We’ve seen VR live broadcasting company NextVR cover a range of sports and events, but its latest gig livestreaming a Premier Boxing Champions event was one of the best use-cases we’ve seen yet for the nascent technology.
It was a matchup between the undefeated Danny “Swift” Garcia and former three-division world champion Robert “The Ghost” Guerrero at the STAPLES Center in Los Angeles, and felt like I was ringside. I watched, thanks to the Gear VR and NextVR’s broadcasting setup, as the two sparred right in front of me. I could hear their exhales as they swung powerful punches at one another. I could see the concentration on their faces. And boy… did I feel it when a substantial fist was landed on the opponent’s face.
It was all happening live, right there in front of me. My vantage point, just above one of the corners of the ring, was closer than any ticket I could have bought for the match. I’ve watched boxing on TV, but never have I felt the visceral sense of someone taking a staggering punch to the face. WHAM. Through the headset I definitely felt it; I felt myself wince at the pain I just saw delivered.
This was one of the most compelling broadcast experiences I’ve ever seen in VR. I’ve seen tons of proofs of concept shot and delivered on myriad hardware. I’ve seen plenty of other NextVR content. But boxing uniquely fits in the sweet spot of our current technological limitations.
Like a few other VR video companies, NextVR is technically streaming 180 degree footage of the action (with the area behind you composited with a wallpaper of sorts). While 360 degree footage is more immersive, it’s also higher bandwidth, and stretches the available resolution over a wider area, lowering the DPI. At this point in time, 180 degree VR footage offers superior quality over 360 degree, especially for streaming. And while NextVR’s footage is some of the sharpest out there, it’s still well below the limit of the human eye.
The quality ceiling for today’s VR video tech currently rests more in our ability to display the footage than to capture it. NextVR is mostly shooting with high-end Red EPIC Dragon cameras which capture resolutions that exceed what the Samsung smartphones that power Gear VR can handle. And even if they could, the displays—currently topping out at 1440 x 2560—would be the next bottleneck.
This will improve over time, but it will be a while until we achieve a widespread VR pipeline that matches the quality perceptible by the human eye. Oculus’ Chief Scientist, Michael Abrash, supposes we’ll need something in the neighborhood of 16k by 16k displays (for a 100 degree field of view) before we top out on quality. Until then, some use-cases for VR broadcasting will be better suited than others.
NextVR livestreamed the first democratic debate of the US presidential election cycle a few months back. While it was exciting to see VR bringing the political process remotely to the people, a widespread complaint was that viewers were too far from the candidates to make out the detail in their faces.

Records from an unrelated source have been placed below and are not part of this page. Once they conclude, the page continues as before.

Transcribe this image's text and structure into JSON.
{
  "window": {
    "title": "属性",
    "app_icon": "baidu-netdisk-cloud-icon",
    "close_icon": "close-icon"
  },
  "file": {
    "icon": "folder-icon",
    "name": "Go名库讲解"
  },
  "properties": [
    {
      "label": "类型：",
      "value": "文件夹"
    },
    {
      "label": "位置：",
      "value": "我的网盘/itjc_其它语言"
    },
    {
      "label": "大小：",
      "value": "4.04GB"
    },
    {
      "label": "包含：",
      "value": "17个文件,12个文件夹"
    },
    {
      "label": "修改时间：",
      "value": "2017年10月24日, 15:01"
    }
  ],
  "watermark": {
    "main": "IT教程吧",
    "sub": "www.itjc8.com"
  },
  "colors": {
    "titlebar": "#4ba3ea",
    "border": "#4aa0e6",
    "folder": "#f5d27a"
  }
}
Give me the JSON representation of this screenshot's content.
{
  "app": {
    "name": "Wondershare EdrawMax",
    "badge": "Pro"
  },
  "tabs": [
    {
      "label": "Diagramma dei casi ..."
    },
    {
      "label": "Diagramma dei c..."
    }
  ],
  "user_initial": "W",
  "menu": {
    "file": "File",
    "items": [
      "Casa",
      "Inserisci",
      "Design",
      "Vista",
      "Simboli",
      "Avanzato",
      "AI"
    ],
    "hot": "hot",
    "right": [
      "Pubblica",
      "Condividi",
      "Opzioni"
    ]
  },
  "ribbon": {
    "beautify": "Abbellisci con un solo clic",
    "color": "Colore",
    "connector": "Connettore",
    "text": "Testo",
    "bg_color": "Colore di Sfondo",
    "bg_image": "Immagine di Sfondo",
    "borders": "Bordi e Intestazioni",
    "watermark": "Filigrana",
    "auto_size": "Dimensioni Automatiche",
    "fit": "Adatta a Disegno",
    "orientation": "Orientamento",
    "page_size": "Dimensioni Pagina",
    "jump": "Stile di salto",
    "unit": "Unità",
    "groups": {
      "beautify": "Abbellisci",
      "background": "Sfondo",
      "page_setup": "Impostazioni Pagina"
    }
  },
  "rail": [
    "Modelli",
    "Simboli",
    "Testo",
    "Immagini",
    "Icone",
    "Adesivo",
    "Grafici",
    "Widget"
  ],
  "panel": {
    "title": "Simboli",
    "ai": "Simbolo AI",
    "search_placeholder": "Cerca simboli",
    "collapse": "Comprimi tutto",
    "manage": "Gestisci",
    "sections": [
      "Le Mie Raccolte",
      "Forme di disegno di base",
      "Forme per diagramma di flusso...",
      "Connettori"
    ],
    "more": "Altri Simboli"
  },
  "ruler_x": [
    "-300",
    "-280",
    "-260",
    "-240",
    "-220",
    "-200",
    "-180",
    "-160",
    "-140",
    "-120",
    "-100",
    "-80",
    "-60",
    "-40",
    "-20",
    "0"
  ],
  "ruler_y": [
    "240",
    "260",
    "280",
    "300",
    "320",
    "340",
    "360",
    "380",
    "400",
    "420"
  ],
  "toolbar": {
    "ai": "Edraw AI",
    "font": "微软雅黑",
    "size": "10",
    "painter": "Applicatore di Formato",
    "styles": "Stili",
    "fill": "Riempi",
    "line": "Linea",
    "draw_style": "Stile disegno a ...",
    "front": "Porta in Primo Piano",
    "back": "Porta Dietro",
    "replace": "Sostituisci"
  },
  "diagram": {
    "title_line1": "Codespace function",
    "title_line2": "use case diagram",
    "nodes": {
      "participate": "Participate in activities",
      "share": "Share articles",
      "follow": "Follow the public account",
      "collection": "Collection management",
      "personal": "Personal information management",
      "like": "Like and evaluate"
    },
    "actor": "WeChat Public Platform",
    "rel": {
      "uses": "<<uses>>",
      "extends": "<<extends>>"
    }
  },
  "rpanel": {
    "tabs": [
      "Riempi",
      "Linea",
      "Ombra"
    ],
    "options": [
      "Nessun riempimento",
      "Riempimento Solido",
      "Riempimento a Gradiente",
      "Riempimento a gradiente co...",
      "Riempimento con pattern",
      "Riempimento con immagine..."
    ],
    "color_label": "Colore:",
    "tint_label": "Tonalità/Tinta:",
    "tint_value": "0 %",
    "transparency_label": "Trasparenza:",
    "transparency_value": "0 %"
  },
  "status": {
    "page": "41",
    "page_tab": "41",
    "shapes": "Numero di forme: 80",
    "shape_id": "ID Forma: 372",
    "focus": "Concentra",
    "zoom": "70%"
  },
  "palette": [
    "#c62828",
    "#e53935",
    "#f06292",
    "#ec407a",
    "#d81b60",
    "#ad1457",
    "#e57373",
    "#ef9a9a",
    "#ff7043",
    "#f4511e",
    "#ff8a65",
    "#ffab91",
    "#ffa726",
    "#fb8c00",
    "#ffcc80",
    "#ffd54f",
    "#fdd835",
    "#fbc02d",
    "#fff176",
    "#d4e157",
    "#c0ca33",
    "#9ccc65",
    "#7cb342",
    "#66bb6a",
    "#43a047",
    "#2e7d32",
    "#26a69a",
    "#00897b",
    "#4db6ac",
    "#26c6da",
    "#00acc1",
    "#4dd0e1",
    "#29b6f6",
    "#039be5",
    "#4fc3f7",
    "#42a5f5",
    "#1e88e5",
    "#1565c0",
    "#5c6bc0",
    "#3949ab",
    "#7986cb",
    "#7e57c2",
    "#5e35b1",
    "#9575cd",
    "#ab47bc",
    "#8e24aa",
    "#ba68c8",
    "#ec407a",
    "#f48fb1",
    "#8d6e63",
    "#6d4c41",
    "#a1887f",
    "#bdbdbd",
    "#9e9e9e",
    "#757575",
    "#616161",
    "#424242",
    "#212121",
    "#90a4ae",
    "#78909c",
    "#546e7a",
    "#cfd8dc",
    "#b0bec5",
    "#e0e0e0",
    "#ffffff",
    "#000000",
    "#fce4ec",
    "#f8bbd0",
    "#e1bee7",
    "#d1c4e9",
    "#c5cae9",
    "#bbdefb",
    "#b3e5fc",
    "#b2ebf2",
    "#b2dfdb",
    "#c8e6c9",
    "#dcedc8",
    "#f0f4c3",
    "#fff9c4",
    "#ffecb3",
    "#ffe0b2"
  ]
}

In the boxing match, however, everything felt right. I was right in that sweet spot where resolution limitations didn’t detract from the experience. I could see the fighters’ tattoos and scowls, the ropes shaking, and the officials bustling ringside. More resolution would have been nice, but it didn’t feel like a necessity here.
It will take some time for the ‘pure’ VR video experience to reach the quality levels that we really want, but in the meantime, NextVR has some tricks up its sleeve. Not only is the company focusing on quality by choosing to shoot in 180 degrees, they’re also able to merge standard camera views into the VR scene, live and in real-time. This allows the company to benefit from broadcast ecosystem that’s already in place at such events.
One of the heavyweight bouts during the boxing event ended when one boxer delivered a particularly brutal uppercut to the jaw of his opponent. I saw (and ‘felt’) the punch land, but even with a futuristic VR headset of infinite display quality, there’s no way I’m going to get in there as close as a telephoto lens trained on the boxers. Fortunately, the slow-motion recap shot (as it would be broadcast to regular TVs) appeared as a floating screen within my virtual reality view—complete with broadcast commentary—giving me the best of both worlds.
NextVR has laid an impressive foundation for live VR broadcasting, and as the rest of the tech pipeline catches up it’s going to become even more compelling in more places.